By James Mackenzie
ROME (Reuters) - The Italian parliament's anti-mafia committee released the names of 17 local election candidates suspected of graft or organized crime links on Friday -- an embarrassment for Prime Minister Matteo Renzi before local elections on Sunday.
The highest profile name was Vincenzo De Luca, the candidate from Renzi's Democratic Party (PD) for president of the southern Campania region, who is accused of corruption and has a conviction for abuse of office.
Around 22 million voters go to the polls on Sunday in seven of Italy's 20 regions and more than 1,000 municipalities. The elections are the biggest test for Renzi since the center-left PD triumphed in last year's European elections with 41 percent of the vote.
Counting on signs of economic recovery after three years of recession, Renzi is hoping for a strong result that he can claim as a mandate to continue his reform agenda and overcome resistance from both opposition parties and left-wingers in his own party.
However, the scandal surrounding De Luca in the crime-ridden region around Naples has overshadowed the campaign and taken some of the shine off improved economic data on Friday.
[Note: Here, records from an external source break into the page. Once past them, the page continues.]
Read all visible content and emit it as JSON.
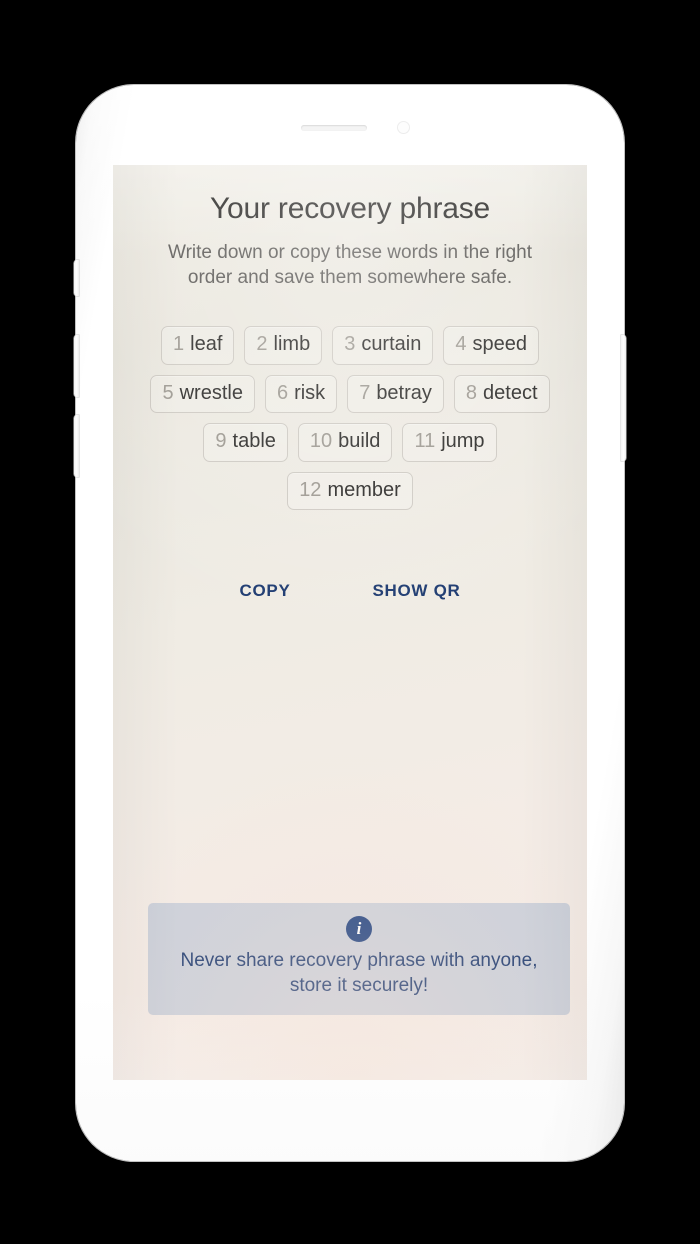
{
  "device": {
    "type": "white-smartphone",
    "earpiece": "earpiece-speaker",
    "camera": "front-camera",
    "buttons": [
      "mute-switch",
      "volume-up",
      "volume-down",
      "power"
    ]
  },
  "screen": {
    "title": "Your recovery phrase",
    "subtitle": "Write down or copy these words in the right order and save them somewhere safe.",
    "background_color": "#efeae2"
  },
  "recovery_phrase": {
    "word_count": 12,
    "words": [
      {
        "index": "1",
        "word": "leaf"
      },
      {
        "index": "2",
        "word": "limb"
      },
      {
        "index": "3",
        "word": "curtain"
      },
      {
        "index": "4",
        "word": "speed"
      },
      {
        "index": "5",
        "word": "wrestle"
      },
      {
        "index": "6",
        "word": "risk"
      },
      {
        "index": "7",
        "word": "betray"
      },
      {
        "index": "8",
        "word": "detect"
      },
      {
        "index": "9",
        "word": "table"
      },
      {
        "index": "10",
        "word": "build"
      },
      {
        "index": "11",
        "word": "jump"
      },
      {
        "index": "12",
        "word": "member"
      }
    ],
    "index_color": "#9a968e",
    "word_color": "#272624"
  },
  "actions": {
    "copy_label": "COPY",
    "show_qr_label": "SHOW QR",
    "accent_color": "#1d3a70"
  },
  "info_banner": {
    "icon": "info-circle-icon",
    "icon_glyph": "i",
    "text": "Never share recovery phrase with anyone, store it securely!",
    "background_color": "#cbd0da",
    "text_color": "#1d3a70",
    "icon_color": "#1b3e7e"
  }
}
That data confirmed the economy had returned to growth in the first quarter of the year.
"This campaign has been more about the quality of the class of leaders and the candidates than it has been about policies," committee chairwoman Rosy Bindi, a fierce critic of Renzi on the left of the PD, told reporters.
De Luca, a powerful local party baron, was named with 12 other "impresentabili" or "unpresentable" candidates in Campania and four others in the southeastern region of Puglia.
Renzi has backed De Luca and apparently did not expect his name to feature on the list, saying the day before it was released that he was sure they would all be minor figures and that none would be elected.
After the names were announced, De Luca said he planned to take Bindi to court, while Renzi accused her of waging a political campaign.
"It hurts me that the anti-mafia committee is being used to settle scores inside the party," he told supporters at a rally in the coastal town of Ancona.
The names, all of whom have been sent to trial in the past for mafia-related offences or crimes such as racketeering or money-laundering, came from both center-left and center-right parties and were combed from the names of 4,000 candidates.
The announcement will not stop the candidates standing in Sunday's election, although De Luca may be banned from taking office because of a conviction for abuse of office when he was mayor of the southern town of Salerno.
Bindi said the list would allow voters to make informed choices.
"Our hope is that we have succeeded in contributing to creating clarity," she told reporters. "Italian electors are able to make up their minds."
Opinion polls, which have a relatively poor record in Italy, suggest the center-left should win in Tuscany, Umbria, Marche and Puglia. The anti-immigrant, euro-sceptic Northern League is likely to hold on to power in the northeastern region of Veneto.
Liguria, where the PD vote may be weakened by a breakaway left-wing candidate, is in doubt, as is Campania, where De Luca is in a tight race with the center-right incumbent.
(Reporting by James Mackenzie; Editing by Larry King)